Despite the no-fun gore, Thar is mostly watchable for the ambience it creates and performances of its lead cast. The film's mysterious new man in town is played by Harsh Varrdhan Kapoor, who has never been disappointing really but his KRA this time is 90% brood in the distance and 10% angry reaction shots. He gets a 100% appraisal rating from me though for delivering well on whatever little was asked of him. The better-written roles went to Anil Kapoor and Fatima Sana Shaikh, from the self-proclaimed 'supporting cast'. Anil Kapoor easily sells the wise but beaten inspector, hungry for a promotion and adventure in his usually silent, peaceful town. He commands respect from the townspeople and also you, watching him on your Netflix app. Never over-playing or downplaying any moment, Anil shows just how much he has matured at ably handling the tempo of his performance over the years. He knows when it's just enough to have tears fill up your eyes and stare at the ceiling and at your future, stuck in the rut of an uneventful life. He also knows how to convincingly sell that he loved his loyal constable's lal maas recipe. Anil deserves even more love than we give him. Fatima Sana Shaikh doesn't quite look like the Rajasthani village belle, but does well as the timid wife who knows when to grab an opportunity. She gets more room than Harsh Varrdhan to spread out her feet, be shy, forthcoming and even terrified.
Chaudhary and gang needed to polish the ending a bit more, let the detective and the audience arrive on it rather than serve them the answer on a platter. And to be honest, the inspiration for revenge could have definitely been less reminiscent of Rajiv Rai movies from the 90s, overall. The whole subplot about dacoits and drugs is so needlessly tied in and left out, I still don't understand the purpose of it other than serving as a very taxing diversion.

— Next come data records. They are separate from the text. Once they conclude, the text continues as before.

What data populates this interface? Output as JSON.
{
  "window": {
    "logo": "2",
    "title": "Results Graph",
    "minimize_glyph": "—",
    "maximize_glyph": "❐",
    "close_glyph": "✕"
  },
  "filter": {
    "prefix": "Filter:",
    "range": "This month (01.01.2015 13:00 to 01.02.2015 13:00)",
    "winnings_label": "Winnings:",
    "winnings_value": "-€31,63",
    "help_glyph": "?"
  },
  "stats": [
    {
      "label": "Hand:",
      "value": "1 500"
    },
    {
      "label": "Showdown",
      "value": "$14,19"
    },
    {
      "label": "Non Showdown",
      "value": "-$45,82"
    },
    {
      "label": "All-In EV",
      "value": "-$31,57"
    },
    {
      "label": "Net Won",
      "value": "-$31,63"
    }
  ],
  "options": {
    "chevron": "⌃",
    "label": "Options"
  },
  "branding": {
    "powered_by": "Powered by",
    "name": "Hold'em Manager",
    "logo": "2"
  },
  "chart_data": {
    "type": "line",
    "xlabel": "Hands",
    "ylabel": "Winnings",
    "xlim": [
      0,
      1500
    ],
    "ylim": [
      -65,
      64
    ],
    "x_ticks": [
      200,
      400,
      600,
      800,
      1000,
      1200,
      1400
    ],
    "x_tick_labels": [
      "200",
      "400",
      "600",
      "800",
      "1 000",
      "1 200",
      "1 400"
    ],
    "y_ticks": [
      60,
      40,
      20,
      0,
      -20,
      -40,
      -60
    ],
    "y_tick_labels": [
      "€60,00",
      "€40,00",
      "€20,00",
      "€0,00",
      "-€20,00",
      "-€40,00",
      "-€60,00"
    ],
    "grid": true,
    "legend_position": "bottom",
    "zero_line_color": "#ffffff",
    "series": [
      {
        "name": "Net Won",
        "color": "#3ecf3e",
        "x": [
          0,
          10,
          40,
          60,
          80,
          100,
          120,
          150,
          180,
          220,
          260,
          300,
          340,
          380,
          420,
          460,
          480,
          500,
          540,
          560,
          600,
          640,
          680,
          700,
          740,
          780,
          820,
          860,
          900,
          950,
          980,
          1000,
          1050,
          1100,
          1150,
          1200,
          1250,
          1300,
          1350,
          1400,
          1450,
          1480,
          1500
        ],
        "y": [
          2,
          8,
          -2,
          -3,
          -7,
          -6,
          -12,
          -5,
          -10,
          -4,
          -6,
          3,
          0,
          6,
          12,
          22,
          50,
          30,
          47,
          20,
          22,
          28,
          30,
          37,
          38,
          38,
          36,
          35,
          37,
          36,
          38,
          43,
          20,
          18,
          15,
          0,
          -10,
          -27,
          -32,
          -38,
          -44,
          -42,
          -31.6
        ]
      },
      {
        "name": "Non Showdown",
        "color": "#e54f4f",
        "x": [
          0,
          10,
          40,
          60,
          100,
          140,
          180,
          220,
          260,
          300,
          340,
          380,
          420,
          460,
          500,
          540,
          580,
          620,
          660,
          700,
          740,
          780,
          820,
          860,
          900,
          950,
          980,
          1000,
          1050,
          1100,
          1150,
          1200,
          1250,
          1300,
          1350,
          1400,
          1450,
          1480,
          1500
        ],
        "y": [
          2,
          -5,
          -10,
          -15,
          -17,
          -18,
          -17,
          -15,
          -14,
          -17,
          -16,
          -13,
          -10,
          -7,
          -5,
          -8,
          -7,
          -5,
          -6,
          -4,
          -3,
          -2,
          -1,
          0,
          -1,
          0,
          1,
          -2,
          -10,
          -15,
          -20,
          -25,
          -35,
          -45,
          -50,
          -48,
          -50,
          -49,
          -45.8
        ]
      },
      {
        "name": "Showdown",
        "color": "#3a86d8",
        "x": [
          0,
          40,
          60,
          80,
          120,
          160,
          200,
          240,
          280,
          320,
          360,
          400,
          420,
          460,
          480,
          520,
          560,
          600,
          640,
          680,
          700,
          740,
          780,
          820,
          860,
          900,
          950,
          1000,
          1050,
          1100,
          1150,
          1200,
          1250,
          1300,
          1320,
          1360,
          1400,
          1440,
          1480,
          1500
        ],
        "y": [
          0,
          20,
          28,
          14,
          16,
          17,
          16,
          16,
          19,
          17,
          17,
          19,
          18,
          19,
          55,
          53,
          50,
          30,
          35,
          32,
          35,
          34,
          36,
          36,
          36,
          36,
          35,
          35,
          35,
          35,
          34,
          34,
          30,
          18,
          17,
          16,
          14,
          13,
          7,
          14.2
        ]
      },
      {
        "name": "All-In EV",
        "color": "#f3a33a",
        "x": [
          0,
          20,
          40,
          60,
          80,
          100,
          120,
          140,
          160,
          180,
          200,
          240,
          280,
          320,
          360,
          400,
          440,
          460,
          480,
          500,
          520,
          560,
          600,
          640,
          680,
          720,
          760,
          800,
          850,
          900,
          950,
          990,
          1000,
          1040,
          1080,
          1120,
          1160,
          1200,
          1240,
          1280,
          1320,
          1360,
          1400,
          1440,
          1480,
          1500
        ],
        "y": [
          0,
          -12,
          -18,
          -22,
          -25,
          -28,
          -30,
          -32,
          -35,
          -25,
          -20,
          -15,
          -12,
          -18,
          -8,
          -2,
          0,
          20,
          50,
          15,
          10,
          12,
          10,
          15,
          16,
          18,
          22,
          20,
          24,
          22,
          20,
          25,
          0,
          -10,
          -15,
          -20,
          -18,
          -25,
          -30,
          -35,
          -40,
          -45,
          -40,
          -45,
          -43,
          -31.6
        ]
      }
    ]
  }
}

However, Thar does deliver well on the mood. Almost exclusively shot during high sun or late night, it drills in the arid, dry and hopeless feeling. I do wonder if I missed the significance of Thar as anything more than simply a setting for the story. Why is the entire film called Thar? Saw: The India Chapter could be better. How about Mohra 2? But let's be honest, no one can beat the 'Naseeruddhin Shah isn't blind' climax reveal for another 20 years.